Strip out all images, then restate the data verbatim.

(Component data from apps and pages)
========

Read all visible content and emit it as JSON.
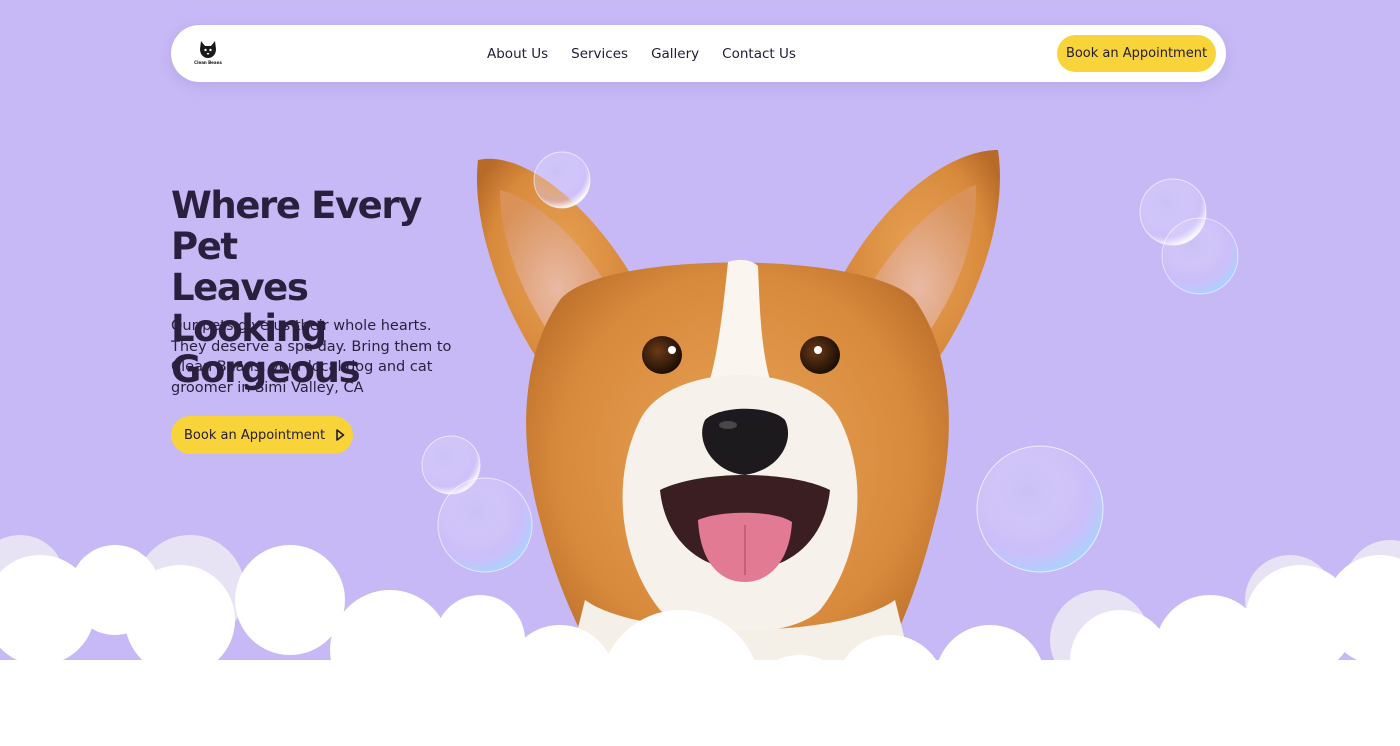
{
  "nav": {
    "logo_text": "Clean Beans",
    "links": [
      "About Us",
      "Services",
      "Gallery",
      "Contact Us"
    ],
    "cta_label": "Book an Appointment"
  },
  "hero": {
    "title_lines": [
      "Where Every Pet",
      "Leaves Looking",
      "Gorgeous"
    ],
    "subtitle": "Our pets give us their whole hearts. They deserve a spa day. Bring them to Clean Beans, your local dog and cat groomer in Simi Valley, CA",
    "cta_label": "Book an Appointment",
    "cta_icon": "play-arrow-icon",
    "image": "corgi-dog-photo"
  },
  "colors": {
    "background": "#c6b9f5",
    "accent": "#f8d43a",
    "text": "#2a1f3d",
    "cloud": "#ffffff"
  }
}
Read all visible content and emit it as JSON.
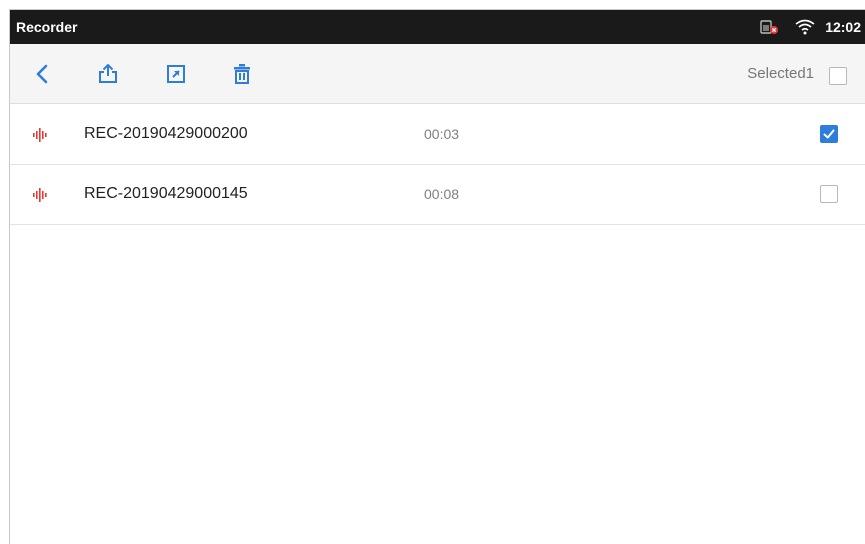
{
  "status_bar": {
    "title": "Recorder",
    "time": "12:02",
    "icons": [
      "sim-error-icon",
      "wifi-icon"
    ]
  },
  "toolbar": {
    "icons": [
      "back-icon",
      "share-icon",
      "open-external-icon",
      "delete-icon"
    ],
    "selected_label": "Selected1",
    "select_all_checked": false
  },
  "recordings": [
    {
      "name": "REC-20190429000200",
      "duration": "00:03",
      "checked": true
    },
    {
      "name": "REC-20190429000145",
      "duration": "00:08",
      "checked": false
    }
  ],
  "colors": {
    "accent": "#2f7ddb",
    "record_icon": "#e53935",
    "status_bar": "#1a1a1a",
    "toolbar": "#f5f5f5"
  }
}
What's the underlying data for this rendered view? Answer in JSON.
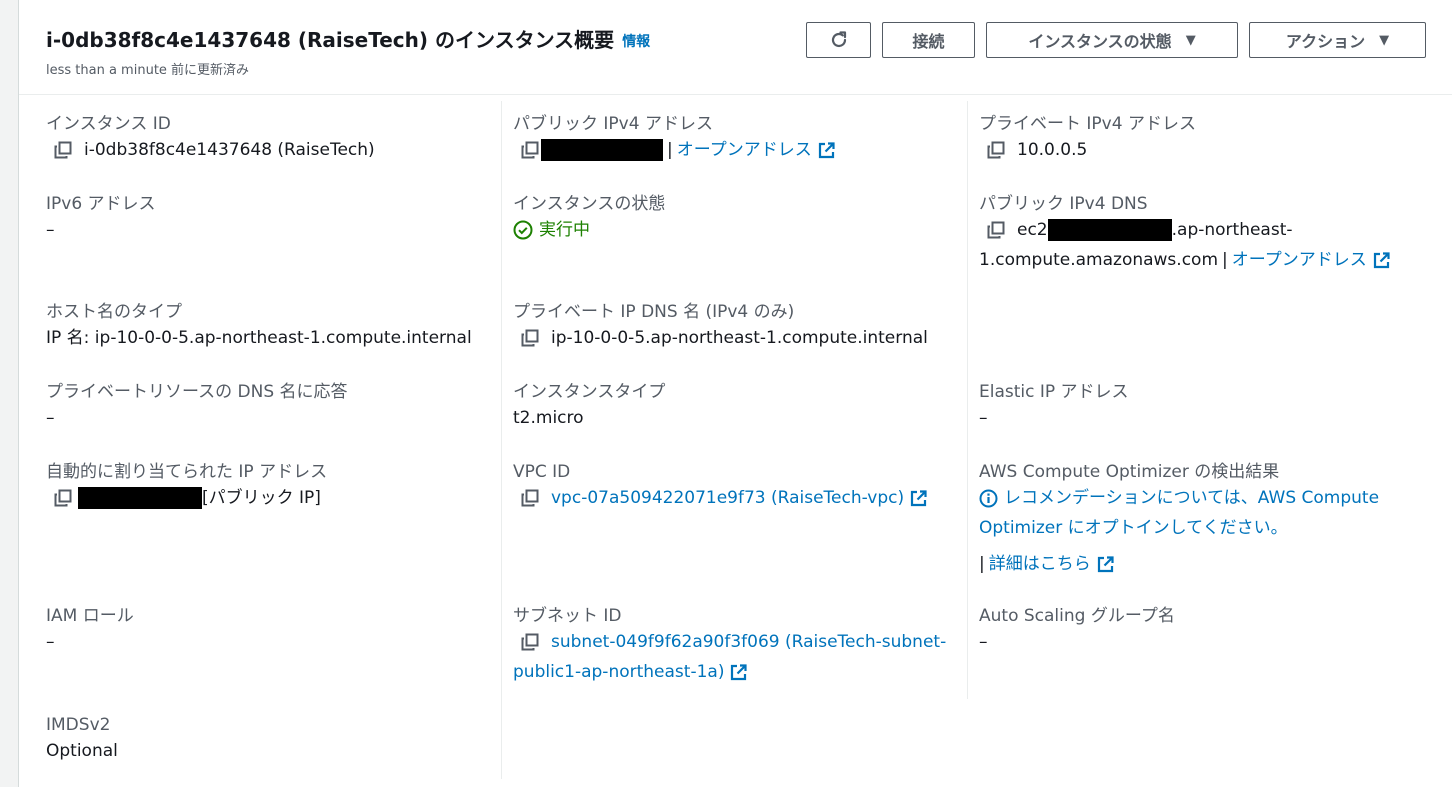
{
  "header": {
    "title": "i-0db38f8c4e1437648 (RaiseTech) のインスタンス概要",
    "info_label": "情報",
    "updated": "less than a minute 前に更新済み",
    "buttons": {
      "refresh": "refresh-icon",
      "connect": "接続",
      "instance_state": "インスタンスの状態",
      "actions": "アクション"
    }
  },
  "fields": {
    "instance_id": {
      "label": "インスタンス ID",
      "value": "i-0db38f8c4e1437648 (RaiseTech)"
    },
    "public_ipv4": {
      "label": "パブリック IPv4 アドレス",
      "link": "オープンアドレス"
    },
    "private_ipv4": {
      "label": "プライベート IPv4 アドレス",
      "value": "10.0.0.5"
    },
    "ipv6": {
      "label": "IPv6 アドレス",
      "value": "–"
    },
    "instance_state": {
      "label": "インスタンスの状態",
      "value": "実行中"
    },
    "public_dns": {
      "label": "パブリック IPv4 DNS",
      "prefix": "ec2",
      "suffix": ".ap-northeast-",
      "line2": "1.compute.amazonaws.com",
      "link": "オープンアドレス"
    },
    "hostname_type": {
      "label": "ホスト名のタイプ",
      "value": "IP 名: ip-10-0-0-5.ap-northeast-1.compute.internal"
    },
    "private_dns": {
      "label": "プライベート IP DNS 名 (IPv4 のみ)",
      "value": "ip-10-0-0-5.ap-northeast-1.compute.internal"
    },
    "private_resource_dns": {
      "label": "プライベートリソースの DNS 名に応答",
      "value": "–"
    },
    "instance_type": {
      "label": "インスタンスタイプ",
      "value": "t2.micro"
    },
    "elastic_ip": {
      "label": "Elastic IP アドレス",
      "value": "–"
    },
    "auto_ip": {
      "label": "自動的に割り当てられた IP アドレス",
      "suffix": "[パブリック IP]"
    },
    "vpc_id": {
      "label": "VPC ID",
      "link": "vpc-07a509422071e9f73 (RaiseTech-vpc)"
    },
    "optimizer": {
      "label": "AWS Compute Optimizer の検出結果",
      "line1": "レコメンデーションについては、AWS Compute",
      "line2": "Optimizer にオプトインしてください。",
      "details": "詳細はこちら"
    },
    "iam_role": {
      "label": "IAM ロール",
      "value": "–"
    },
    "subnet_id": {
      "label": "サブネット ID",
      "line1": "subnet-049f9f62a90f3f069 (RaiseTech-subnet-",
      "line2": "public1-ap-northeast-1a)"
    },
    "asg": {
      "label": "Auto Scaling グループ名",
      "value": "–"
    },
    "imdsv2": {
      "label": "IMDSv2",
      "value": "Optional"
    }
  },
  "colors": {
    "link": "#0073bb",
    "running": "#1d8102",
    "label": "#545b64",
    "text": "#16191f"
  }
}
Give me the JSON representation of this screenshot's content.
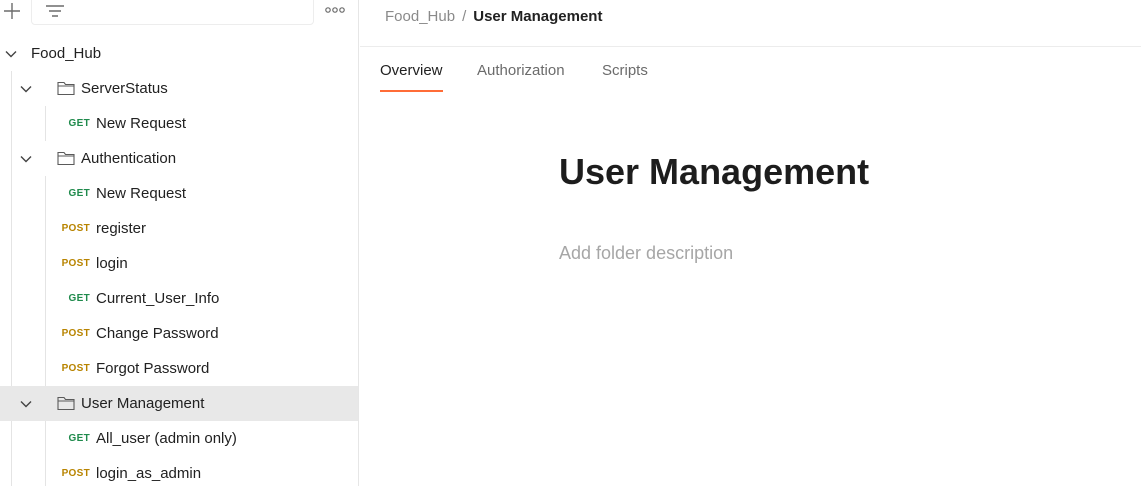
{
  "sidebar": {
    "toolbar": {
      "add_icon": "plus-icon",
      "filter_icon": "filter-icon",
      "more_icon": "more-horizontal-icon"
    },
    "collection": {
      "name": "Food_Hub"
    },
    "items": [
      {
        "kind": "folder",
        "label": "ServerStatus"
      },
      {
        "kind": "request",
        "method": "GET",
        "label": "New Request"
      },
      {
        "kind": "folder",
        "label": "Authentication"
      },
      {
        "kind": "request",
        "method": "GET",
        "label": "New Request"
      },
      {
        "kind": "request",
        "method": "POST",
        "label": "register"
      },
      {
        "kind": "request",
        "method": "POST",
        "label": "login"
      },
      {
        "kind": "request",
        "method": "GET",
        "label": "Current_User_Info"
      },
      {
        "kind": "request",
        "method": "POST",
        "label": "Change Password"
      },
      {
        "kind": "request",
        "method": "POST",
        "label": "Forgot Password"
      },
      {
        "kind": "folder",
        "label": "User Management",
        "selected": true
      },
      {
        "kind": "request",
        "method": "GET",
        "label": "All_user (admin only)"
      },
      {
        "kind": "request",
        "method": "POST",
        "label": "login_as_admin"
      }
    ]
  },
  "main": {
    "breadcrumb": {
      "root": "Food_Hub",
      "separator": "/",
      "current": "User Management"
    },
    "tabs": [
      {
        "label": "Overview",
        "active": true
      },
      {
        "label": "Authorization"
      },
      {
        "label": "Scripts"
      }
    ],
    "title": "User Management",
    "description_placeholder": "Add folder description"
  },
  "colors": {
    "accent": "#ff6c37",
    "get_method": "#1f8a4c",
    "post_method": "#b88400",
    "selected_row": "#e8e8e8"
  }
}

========

| EXPECTED OUTPUT |
Read all visible content and emit it as JSON.
{
  "nav": {
    "logo_text": "Clean Beans",
    "links": [
      "About Us",
      "Services",
      "Gallery",
      "Contact Us"
    ],
    "cta_label": "Book an Appointment"
  },
  "hero": {
    "title_lines": [
      "Where Every Pet",
      "Leaves Looking",
      "Gorgeous"
    ],
    "subtitle": "Our pets give us their whole hearts. They deserve a spa day. Bring them to Clean Beans, your local dog and cat groomer in Simi Valley, CA",
    "cta_label": "Book an Appointment",
    "cta_icon": "play-arrow-icon",
    "image": "corgi-dog-photo"
  },
  "colors": {
    "background": "#c6b9f5",
    "accent": "#f8d43a",
    "text": "#2a1f3d",
    "cloud": "#ffffff"
  }
}
Read all visible content and emit it as JSON.
{
  "status_bar": {
    "title": "Recorder",
    "time": "12:02",
    "icons": [
      "sim-error-icon",
      "wifi-icon"
    ]
  },
  "toolbar": {
    "icons": [
      "back-icon",
      "share-icon",
      "open-external-icon",
      "delete-icon"
    ],
    "selected_label": "Selected1",
    "select_all_checked": false
  },
  "recordings": [
    {
      "name": "REC-20190429000200",
      "duration": "00:03",
      "checked": true
    },
    {
      "name": "REC-20190429000145",
      "duration": "00:08",
      "checked": false
    }
  ],
  "colors": {
    "accent": "#2f7ddb",
    "record_icon": "#e53935",
    "status_bar": "#1a1a1a",
    "toolbar": "#f5f5f5"
  }
}
What's the underlying data for this rendered view? Answer in JSON.
{
  "header": {
    "title": "i-0db38f8c4e1437648 (RaiseTech) のインスタンス概要",
    "info_label": "情報",
    "updated": "less than a minute 前に更新済み",
    "buttons": {
      "refresh": "refresh-icon",
      "connect": "接続",
      "instance_state": "インスタンスの状態",
      "actions": "アクション"
    }
  },
  "fields": {
    "instance_id": {
      "label": "インスタンス ID",
      "value": "i-0db38f8c4e1437648 (RaiseTech)"
    },
    "public_ipv4": {
      "label": "パブリック IPv4 アドレス",
      "link": "オープンアドレス"
    },
    "private_ipv4": {
      "label": "プライベート IPv4 アドレス",
      "value": "10.0.0.5"
    },
    "ipv6": {
      "label": "IPv6 アドレス",
      "value": "–"
    },
    "instance_state": {
      "label": "インスタンスの状態",
      "value": "実行中"
    },
    "public_dns": {
      "label": "パブリック IPv4 DNS",
      "prefix": "ec2",
      "suffix": ".ap-northeast-",
      "line2": "1.compute.amazonaws.com",
      "link": "オープンアドレス"
    },
    "hostname_type": {
      "label": "ホスト名のタイプ",
      "value": "IP 名: ip-10-0-0-5.ap-northeast-1.compute.internal"
    },
    "private_dns": {
      "label": "プライベート IP DNS 名 (IPv4 のみ)",
      "value": "ip-10-0-0-5.ap-northeast-1.compute.internal"
    },
    "private_resource_dns": {
      "label": "プライベートリソースの DNS 名に応答",
      "value": "–"
    },
    "instance_type": {
      "label": "インスタンスタイプ",
      "value": "t2.micro"
    },
    "elastic_ip": {
      "label": "Elastic IP アドレス",
      "value": "–"
    },
    "auto_ip": {
      "label": "自動的に割り当てられた IP アドレス",
      "suffix": "[パブリック IP]"
    },
    "vpc_id": {
      "label": "VPC ID",
      "link": "vpc-07a509422071e9f73 (RaiseTech-vpc)"
    },
    "optimizer": {
      "label": "AWS Compute Optimizer の検出結果",
      "line1": "レコメンデーションについては、AWS Compute",
      "line2": "Optimizer にオプトインしてください。",
      "details": "詳細はこちら"
    },
    "iam_role": {
      "label": "IAM ロール",
      "value": "–"
    },
    "subnet_id": {
      "label": "サブネット ID",
      "line1": "subnet-049f9f62a90f3f069 (RaiseTech-subnet-",
      "line2": "public1-ap-northeast-1a)"
    },
    "asg": {
      "label": "Auto Scaling グループ名",
      "value": "–"
    },
    "imdsv2": {
      "label": "IMDSv2",
      "value": "Optional"
    }
  },
  "colors": {
    "link": "#0073bb",
    "running": "#1d8102",
    "label": "#545b64",
    "text": "#16191f"
  }
}
Give me the JSON representation of this screenshot's content.
{
  "sidebar": {
    "toolbar": {
      "add_icon": "plus-icon",
      "filter_icon": "filter-icon",
      "more_icon": "more-horizontal-icon"
    },
    "collection": {
      "name": "Food_Hub"
    },
    "items": [
      {
        "kind": "folder",
        "label": "ServerStatus"
      },
      {
        "kind": "request",
        "method": "GET",
        "label": "New Request"
      },
      {
        "kind": "folder",
        "label": "Authentication"
      },
      {
        "kind": "request",
        "method": "GET",
        "label": "New Request"
      },
      {
        "kind": "request",
        "method": "POST",
        "label": "register"
      },
      {
        "kind": "request",
        "method": "POST",
        "label": "login"
      },
      {
        "kind": "request",
        "method": "GET",
        "label": "Current_User_Info"
      },
      {
        "kind": "request",
        "method": "POST",
        "label": "Change Password"
      },
      {
        "kind": "request",
        "method": "POST",
        "label": "Forgot Password"
      },
      {
        "kind": "folder",
        "label": "User Management",
        "selected": true
      },
      {
        "kind": "request",
        "method": "GET",
        "label": "All_user (admin only)"
      },
      {
        "kind": "request",
        "method": "POST",
        "label": "login_as_admin"
      }
    ]
  },
  "main": {
    "breadcrumb": {
      "root": "Food_Hub",
      "separator": "/",
      "current": "User Management"
    },
    "tabs": [
      {
        "label": "Overview",
        "active": true
      },
      {
        "label": "Authorization"
      },
      {
        "label": "Scripts"
      }
    ],
    "title": "User Management",
    "description_placeholder": "Add folder description"
  },
  "colors": {
    "accent": "#ff6c37",
    "get_method": "#1f8a4c",
    "post_method": "#b88400",
    "selected_row": "#e8e8e8"
  }
}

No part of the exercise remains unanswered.